It's not often I agree with Steve Benen, but he makes a good point about trawling through comments sections of blogs of any stripe in order to cast aspersions on the blogger. It gets worse when political candidates do it to discredit opponents, the context in which Benen discusses it here:
For quite a while, conservatives have embraced an annoying strategy -- trawl through liberal comments sections in the hopes of finding intemperate remarks. The right then takes these comments to "prove" that the left is made up of unhinged radicals.
The practice has always been rather self-defeating. In fact, about a year ago, Kevin Drum came up with a sensible maxim: "If you're forced to rely on random blog commenters to make a point about the prevalence of some form or another of disagreeable behavior, you've pretty much made exactly the opposite point." Eventually, the practice was even given a name: "Nutpicking."

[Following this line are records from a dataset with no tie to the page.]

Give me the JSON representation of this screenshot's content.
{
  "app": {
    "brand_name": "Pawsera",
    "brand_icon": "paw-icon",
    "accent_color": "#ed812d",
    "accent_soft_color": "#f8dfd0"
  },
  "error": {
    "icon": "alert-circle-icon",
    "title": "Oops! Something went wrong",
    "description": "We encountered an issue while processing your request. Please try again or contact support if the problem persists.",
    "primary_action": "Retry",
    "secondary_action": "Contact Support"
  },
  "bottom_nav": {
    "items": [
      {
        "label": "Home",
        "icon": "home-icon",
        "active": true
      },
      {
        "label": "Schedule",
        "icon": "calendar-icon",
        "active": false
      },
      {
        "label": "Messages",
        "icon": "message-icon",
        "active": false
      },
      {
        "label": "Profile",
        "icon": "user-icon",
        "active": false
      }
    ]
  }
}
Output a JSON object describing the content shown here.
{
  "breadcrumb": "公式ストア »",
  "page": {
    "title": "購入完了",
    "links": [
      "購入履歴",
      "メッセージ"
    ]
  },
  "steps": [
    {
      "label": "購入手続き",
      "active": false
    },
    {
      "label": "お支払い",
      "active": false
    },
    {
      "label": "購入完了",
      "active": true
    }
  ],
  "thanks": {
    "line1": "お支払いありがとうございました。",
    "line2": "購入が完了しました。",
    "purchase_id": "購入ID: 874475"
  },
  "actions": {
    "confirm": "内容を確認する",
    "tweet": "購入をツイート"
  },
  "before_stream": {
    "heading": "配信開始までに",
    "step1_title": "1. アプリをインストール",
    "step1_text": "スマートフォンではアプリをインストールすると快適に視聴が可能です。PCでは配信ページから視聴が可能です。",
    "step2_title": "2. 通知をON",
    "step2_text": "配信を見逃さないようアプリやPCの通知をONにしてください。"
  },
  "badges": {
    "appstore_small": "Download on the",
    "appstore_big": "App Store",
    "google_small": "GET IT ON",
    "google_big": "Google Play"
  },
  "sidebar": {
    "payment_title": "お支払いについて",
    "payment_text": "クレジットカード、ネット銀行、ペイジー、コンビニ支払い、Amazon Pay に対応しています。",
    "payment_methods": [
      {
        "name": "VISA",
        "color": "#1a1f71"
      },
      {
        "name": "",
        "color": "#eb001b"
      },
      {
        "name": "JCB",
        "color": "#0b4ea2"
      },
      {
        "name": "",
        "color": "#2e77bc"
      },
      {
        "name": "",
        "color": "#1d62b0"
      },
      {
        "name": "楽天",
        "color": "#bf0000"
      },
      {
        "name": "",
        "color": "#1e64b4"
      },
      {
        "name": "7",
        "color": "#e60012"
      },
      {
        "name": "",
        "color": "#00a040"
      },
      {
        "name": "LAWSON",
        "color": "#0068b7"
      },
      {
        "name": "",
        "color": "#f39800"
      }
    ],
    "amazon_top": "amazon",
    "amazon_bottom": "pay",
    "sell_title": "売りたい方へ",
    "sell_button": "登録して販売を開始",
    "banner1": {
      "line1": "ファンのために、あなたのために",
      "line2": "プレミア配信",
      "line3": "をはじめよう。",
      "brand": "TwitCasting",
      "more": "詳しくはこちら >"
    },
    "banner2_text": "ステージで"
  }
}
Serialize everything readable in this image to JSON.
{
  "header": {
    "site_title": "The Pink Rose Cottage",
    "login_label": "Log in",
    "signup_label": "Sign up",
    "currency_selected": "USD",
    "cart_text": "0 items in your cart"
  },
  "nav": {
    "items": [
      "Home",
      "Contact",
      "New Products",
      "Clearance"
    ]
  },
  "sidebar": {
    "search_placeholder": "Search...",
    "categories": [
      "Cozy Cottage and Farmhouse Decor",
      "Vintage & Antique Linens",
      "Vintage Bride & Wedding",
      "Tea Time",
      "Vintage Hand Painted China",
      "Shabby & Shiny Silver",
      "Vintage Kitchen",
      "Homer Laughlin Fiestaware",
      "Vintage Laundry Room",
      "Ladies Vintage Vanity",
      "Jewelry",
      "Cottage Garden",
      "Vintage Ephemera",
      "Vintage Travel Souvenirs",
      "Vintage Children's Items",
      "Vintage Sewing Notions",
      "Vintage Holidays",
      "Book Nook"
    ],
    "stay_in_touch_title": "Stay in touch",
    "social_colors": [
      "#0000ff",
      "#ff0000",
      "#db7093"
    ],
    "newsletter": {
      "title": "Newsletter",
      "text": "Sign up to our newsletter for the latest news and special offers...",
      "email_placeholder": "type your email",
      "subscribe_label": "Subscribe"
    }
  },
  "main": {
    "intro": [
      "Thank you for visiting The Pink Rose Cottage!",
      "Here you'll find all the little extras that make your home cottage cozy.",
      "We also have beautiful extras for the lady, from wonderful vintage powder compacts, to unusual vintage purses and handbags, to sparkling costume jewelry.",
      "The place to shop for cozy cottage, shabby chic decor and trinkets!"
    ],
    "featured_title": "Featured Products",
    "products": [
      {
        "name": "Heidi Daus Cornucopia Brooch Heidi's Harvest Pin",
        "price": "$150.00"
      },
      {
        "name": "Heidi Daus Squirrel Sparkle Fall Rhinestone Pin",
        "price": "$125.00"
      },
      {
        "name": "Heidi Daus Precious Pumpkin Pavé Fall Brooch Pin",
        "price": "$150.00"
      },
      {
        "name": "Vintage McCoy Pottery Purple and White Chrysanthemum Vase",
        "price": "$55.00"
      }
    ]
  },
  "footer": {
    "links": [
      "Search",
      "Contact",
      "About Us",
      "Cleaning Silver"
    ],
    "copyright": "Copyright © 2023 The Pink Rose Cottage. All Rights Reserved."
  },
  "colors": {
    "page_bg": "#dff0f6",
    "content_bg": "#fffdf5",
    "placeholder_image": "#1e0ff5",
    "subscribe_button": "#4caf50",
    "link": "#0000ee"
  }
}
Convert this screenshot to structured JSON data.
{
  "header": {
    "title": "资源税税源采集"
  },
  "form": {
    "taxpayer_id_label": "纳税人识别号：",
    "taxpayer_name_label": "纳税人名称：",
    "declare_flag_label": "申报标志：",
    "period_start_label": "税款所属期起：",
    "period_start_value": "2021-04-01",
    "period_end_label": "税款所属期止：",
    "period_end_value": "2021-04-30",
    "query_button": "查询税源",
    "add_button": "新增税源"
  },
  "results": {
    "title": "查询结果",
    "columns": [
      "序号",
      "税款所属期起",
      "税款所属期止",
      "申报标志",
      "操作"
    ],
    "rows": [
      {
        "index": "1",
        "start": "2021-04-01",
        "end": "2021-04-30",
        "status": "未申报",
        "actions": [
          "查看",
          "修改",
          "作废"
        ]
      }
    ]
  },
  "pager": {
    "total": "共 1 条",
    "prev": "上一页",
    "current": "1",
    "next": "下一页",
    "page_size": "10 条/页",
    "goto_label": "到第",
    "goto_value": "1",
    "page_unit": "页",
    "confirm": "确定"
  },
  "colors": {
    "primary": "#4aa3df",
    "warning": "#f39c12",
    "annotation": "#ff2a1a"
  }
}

It's not easy to build a community with a free and open comment section. If it's worth anything, the blogger has to allow a wide range of views from opponents and allies alike. The blogger has to trust that more extreme views will get challenged by other commenters or address them him/herself. Deleted comments and blocking commenters to achieve a homogeneous community eventually adds nothing but an echo chamber to the blog, and the comments become boring -- just an extension of the blogger.
Under those circumstances, it might be reasonable to judge the blogger by the comments. However, for those of us who have run comments sections for a few years and allow (sometimes through gritted teeth) all sorts of criticism and scolding on the blog, making assessments of the blogger by individual comments -- nutpicking -- is both unfair and undermining to the free exchange of ideas on blogs such as Captain's Quarters and TPM. It pressures bloggers to excise comments rather than just respond to them, as the nutpicking never includes those responses.
Danny Glover at Beltway Blogroll says that bloggers have the power to stop nutpicking -- and he's right. Rather than scan through comments on blogs to find the nutcases every time some significant event occurs, we should focus on the blogposts themselves. We should all allow commenters to represent themselves and not the blogs on which they comment. Otherwise, comments sections will either get so policed as to become boring and inconsequential, or bloggers will simply close them down in order to exercise total control over their message.
I prefer a debate, and I welcome anyone willing to honestly engage in my comments section. Only trolls need not apply.